● TRY IT: Please copy every record below exactly and leave out the pictures.

● SUPPLIED MATERIAL:
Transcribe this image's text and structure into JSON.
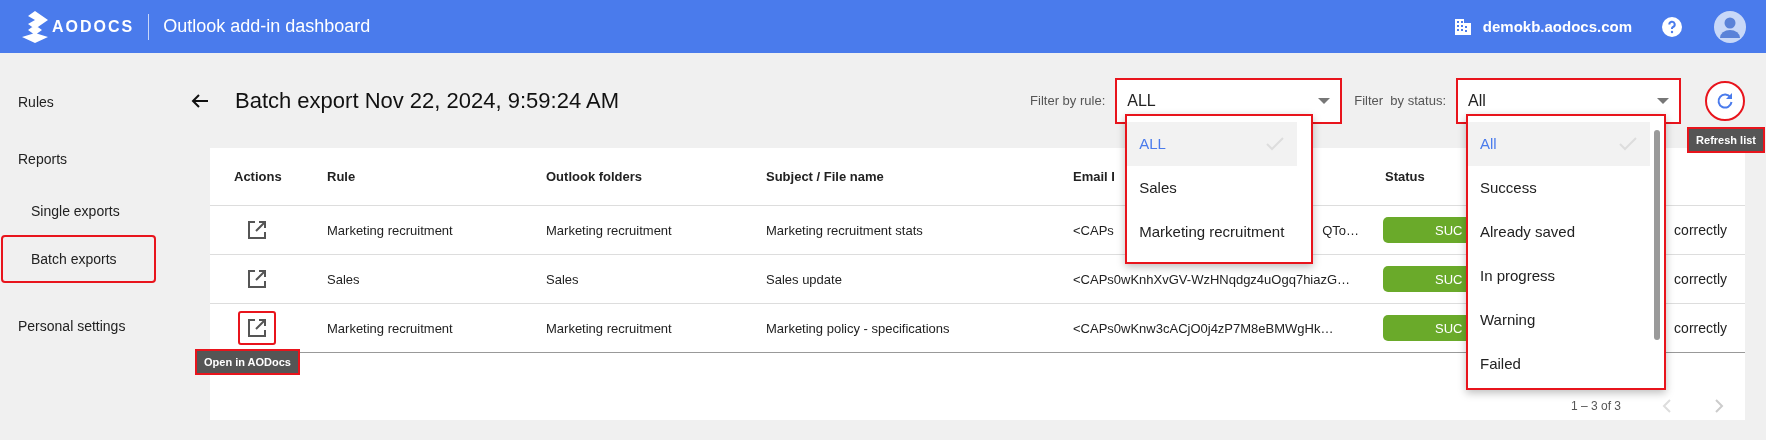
{
  "header": {
    "logo_text": "AODOCS",
    "title": "Outlook add-in dashboard",
    "domain": "demokb.aodocs.com"
  },
  "sidebar": {
    "items": [
      {
        "label": "Rules",
        "selected": false
      },
      {
        "label": "Reports",
        "selected": false,
        "children": [
          {
            "label": "Single exports",
            "selected": false
          },
          {
            "label": "Batch exports",
            "selected": true
          }
        ]
      },
      {
        "label": "Personal settings",
        "selected": false
      }
    ]
  },
  "page": {
    "title": "Batch export Nov 22, 2024, 9:59:24 AM"
  },
  "filters": [
    {
      "label": "Filter by rule:",
      "value": "ALL",
      "options": [
        {
          "label": "ALL",
          "selected": true
        },
        {
          "label": "Sales",
          "selected": false
        },
        {
          "label": "Marketing recruitment",
          "selected": false
        }
      ]
    },
    {
      "label": "Filter  by status:",
      "value": "All",
      "options": [
        {
          "label": "All",
          "selected": true
        },
        {
          "label": "Success",
          "selected": false
        },
        {
          "label": "Already saved",
          "selected": false
        },
        {
          "label": "In progress",
          "selected": false
        },
        {
          "label": "Warning",
          "selected": false
        },
        {
          "label": "Failed",
          "selected": false
        }
      ]
    }
  ],
  "refresh_tooltip": "Refresh list",
  "table": {
    "columns": [
      "Actions",
      "Rule",
      "Outlook folders",
      "Subject / File name",
      "Email I",
      "Status"
    ],
    "action_tooltip": "Open in AODocs",
    "rows": [
      {
        "rule": "Marketing recruitment",
        "folder": "Marketing recruitment",
        "subject": "Marketing recruitment stats",
        "email": "<CAPs",
        "email_tail": "QTo…",
        "status": "SUC",
        "result": "correctly",
        "highlighted": false
      },
      {
        "rule": "Sales",
        "folder": "Sales",
        "subject": "Sales update",
        "email": "<CAPs0wKnhXvGV-WzHNqdgz4uOgq7hiazG…",
        "status": "SUC",
        "result": "correctly",
        "highlighted": false
      },
      {
        "rule": "Marketing recruitment",
        "folder": "Marketing recruitment",
        "subject": "Marketing policy - specifications",
        "email": "<CAPs0wKnw3cACjO0j4zP7M8eBMWgHk…",
        "status": "SUC",
        "result": "correctly",
        "highlighted": true
      }
    ],
    "pagination": "1 – 3 of 3"
  }
}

● RESPONSE:
Transcribe this image's text and structure into JSON.
{
  "header": {
    "logo_text": "AODOCS",
    "title": "Outlook add-in dashboard",
    "domain": "demokb.aodocs.com"
  },
  "sidebar": {
    "items": [
      {
        "label": "Rules",
        "selected": false
      },
      {
        "label": "Reports",
        "selected": false,
        "children": [
          {
            "label": "Single exports",
            "selected": false
          },
          {
            "label": "Batch exports",
            "selected": true
          }
        ]
      },
      {
        "label": "Personal settings",
        "selected": false
      }
    ]
  },
  "page": {
    "title": "Batch export Nov 22, 2024, 9:59:24 AM"
  },
  "filters": [
    {
      "label": "Filter by rule:",
      "value": "ALL",
      "options": [
        {
          "label": "ALL",
          "selected": true
        },
        {
          "label": "Sales",
          "selected": false
        },
        {
          "label": "Marketing recruitment",
          "selected": false
        }
      ]
    },
    {
      "label": "Filter  by status:",
      "value": "All",
      "options": [
        {
          "label": "All",
          "selected": true
        },
        {
          "label": "Success",
          "selected": false
        },
        {
          "label": "Already saved",
          "selected": false
        },
        {
          "label": "In progress",
          "selected": false
        },
        {
          "label": "Warning",
          "selected": false
        },
        {
          "label": "Failed",
          "selected": false
        }
      ]
    }
  ],
  "refresh_tooltip": "Refresh list",
  "table": {
    "columns": [
      "Actions",
      "Rule",
      "Outlook folders",
      "Subject / File name",
      "Email I",
      "Status"
    ],
    "action_tooltip": "Open in AODocs",
    "rows": [
      {
        "rule": "Marketing recruitment",
        "folder": "Marketing recruitment",
        "subject": "Marketing recruitment stats",
        "email": "<CAPs",
        "email_tail": "QTo…",
        "status": "SUC",
        "result": "correctly",
        "highlighted": false
      },
      {
        "rule": "Sales",
        "folder": "Sales",
        "subject": "Sales update",
        "email": "<CAPs0wKnhXvGV-WzHNqdgz4uOgq7hiazG…",
        "status": "SUC",
        "result": "correctly",
        "highlighted": false
      },
      {
        "rule": "Marketing recruitment",
        "folder": "Marketing recruitment",
        "subject": "Marketing policy - specifications",
        "email": "<CAPs0wKnw3cACjO0j4zP7M8eBMWgHk…",
        "status": "SUC",
        "result": "correctly",
        "highlighted": true
      }
    ],
    "pagination": "1 – 3 of 3"
  }
}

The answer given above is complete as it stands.